Definition of Maven: One who is experienced or knowledgeable.
Do you think of yourself as a money expert? Do you think of yourself as knowledgeable about money matters?
Most women think that others are experts or knowledgeable about money but they don’t view themselves as experts. This is a misperception! Women make most of the money decisions for their families and even the extended family. Many of my friends are helping their parent make financial decisions on health care and senior housing.
According to a Nielsen study, “Women have tremendous spending power in America today—and it’s growing. Market estimates about their total purchasing power varies, ranging anywhere from $5 trillion to $15 trillion annually. And the scope of that spending is notably vast. Fleishman-Hillard Inc. estimates that women will control two-thirds of the consumer wealth in the U.S. over the next decade and be the beneficiaries of the largest transference of wealth in our country’s history—compelling insight for anyone curious about who’s keeping the U.S. economy going these days.”
$5 trillion to $15 trillion of purchasing power is a lot of buying, decision making and allocating of resources. Women are the drivers of all that activity and each purchase is a decision. So, when you think you aren’t a maven or knowledgeable about money you are disregarding the financial decisions you make on a daily basis.
Do you wonder what it would take for you to think of yourself as a money expert or maven? Would it be a degree in finance? Would you have to be a CPA, Registered Financial Analyst, an economist? For me, it took awareness that I was making multiple money decisions every day. Often I was the primary decision maker on big ticket items like the car, education and housing. I gave myself credit for what I was doing. If we learn through experience I was very experienced.
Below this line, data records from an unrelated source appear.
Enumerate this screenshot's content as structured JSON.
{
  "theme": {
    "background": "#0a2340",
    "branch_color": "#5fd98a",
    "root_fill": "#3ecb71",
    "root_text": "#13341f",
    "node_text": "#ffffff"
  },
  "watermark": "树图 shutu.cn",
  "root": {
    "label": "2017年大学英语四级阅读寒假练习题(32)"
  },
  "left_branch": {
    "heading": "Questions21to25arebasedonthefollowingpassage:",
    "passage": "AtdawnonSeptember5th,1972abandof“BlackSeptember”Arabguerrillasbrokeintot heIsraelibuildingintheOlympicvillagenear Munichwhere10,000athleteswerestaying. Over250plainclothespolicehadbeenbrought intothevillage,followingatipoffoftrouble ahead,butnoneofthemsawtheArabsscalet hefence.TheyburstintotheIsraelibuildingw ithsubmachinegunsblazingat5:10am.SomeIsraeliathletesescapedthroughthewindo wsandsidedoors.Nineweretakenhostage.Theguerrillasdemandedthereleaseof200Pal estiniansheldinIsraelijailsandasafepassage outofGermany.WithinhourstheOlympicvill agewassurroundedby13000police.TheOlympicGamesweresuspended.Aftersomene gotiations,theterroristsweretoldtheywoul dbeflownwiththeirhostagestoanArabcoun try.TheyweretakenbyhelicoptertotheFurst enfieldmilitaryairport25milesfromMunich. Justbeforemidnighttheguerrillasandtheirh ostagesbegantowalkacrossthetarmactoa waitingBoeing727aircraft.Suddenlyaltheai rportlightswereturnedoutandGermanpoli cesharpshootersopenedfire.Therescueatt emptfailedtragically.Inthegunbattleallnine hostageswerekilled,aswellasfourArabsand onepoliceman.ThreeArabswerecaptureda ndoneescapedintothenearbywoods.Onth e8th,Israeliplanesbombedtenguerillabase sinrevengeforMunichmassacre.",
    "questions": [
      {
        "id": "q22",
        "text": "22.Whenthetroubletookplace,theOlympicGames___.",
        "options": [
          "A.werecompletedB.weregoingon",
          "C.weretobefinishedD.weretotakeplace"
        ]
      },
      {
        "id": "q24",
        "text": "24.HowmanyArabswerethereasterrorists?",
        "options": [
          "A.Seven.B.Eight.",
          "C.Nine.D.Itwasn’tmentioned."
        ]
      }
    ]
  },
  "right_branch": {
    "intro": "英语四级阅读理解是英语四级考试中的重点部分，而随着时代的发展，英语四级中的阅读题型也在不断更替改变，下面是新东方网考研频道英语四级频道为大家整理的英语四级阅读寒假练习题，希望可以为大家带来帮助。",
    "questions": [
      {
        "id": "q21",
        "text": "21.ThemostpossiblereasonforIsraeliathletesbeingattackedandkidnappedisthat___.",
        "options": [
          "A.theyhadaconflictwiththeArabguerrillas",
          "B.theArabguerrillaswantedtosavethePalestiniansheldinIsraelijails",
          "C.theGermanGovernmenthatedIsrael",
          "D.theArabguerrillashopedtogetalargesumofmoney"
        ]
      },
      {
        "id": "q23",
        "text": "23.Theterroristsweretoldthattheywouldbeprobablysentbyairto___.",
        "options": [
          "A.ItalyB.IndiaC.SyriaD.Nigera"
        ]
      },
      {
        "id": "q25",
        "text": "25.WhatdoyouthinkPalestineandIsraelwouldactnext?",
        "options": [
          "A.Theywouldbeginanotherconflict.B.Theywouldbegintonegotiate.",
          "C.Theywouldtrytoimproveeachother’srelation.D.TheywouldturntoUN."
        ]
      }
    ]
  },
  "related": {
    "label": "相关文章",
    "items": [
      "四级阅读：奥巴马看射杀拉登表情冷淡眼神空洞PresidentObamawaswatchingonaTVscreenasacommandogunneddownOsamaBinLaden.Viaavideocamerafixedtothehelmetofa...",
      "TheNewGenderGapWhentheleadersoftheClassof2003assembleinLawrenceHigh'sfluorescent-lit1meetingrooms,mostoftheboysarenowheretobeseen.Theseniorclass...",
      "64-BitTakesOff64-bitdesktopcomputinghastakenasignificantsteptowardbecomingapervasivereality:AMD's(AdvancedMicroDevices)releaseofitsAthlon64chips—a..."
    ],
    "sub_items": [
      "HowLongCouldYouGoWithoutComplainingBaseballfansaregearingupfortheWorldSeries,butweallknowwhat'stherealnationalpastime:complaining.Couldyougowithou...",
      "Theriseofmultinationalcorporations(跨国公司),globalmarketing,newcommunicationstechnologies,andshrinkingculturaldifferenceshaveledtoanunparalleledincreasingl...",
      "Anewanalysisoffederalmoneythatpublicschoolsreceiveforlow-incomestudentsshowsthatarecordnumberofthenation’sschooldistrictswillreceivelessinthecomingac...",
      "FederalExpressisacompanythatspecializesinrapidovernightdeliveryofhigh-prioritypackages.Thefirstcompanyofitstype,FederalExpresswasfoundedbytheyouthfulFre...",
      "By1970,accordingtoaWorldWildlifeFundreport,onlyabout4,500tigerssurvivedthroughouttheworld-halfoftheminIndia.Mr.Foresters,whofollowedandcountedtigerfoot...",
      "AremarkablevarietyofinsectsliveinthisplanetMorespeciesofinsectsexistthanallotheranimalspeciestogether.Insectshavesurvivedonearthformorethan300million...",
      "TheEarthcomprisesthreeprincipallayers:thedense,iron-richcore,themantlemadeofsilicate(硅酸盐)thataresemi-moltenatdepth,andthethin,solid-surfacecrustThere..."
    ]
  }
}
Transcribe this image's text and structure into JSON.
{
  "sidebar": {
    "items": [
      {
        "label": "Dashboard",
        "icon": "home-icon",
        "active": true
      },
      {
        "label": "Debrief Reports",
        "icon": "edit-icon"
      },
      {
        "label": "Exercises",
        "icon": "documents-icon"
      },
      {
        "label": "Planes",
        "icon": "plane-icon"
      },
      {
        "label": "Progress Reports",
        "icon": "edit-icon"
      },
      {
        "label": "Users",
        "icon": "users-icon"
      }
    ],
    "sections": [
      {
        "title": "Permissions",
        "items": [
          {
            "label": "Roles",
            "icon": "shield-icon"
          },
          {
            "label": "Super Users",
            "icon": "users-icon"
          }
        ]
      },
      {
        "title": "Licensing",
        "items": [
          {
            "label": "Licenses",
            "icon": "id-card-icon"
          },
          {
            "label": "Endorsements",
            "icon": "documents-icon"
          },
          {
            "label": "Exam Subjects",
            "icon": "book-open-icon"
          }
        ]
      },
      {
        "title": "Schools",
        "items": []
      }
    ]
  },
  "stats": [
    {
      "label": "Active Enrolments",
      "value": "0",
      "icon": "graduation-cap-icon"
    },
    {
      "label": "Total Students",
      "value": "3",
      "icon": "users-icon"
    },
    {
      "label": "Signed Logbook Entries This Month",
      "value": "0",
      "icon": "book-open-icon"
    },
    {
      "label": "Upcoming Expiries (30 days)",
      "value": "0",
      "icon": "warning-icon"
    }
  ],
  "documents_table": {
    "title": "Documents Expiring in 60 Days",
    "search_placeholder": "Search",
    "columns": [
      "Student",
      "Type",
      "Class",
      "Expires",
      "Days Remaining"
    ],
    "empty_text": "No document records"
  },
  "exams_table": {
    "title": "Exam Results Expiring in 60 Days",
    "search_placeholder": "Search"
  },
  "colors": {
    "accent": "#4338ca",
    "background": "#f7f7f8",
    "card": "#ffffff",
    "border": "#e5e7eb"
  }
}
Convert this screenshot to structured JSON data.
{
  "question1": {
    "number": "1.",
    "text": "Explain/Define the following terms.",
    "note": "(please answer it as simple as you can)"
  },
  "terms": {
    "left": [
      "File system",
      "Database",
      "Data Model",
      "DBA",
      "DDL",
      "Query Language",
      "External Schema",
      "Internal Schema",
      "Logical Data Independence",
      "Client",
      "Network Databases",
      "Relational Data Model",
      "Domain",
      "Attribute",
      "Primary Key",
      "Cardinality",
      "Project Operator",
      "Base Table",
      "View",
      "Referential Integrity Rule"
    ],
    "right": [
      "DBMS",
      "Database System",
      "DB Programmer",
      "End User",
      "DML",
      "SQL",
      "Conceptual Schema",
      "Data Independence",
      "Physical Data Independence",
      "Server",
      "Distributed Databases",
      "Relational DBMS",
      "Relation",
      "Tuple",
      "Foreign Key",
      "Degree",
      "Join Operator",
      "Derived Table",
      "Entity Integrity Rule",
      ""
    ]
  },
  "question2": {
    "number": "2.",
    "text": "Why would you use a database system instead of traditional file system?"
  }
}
The number of women who are the primary breadwinner is rising. Currently the mother is the primary breadwinner in 4 out of 10 American households with children under 18 years of age. Having responsibility for supporting their families, planning for retirement, education for their children and saving for unexpected expenses is exhausting to think about, no less do.
Women need to be saving about 18% of their income for retirement! Women tend to work 28 years compared to 38 years for a man. Women leave the work force to be caregivers to children and parents, leaving us with fewer working years to save for our retirement. We pay a big penalty for stepping away. Women earn 78 cents to every dollar a man makes. The pay gap is in part because we are timid in negotiating pay and salary raises. We tend not to work the 80-hour a week job and many enter fields that have lower wages. We also need to increase the allocation of stock in our portfolios. Women have only 46% of their accounts in stock versus men who have a 56% stock allocation.
We want you to own your role as a Money Maven and to:
- Work to increase your retirement savings to 18%
- Increase your stock allocation to 56% today
- Start to put your needs and best interest near to top of your “to do” list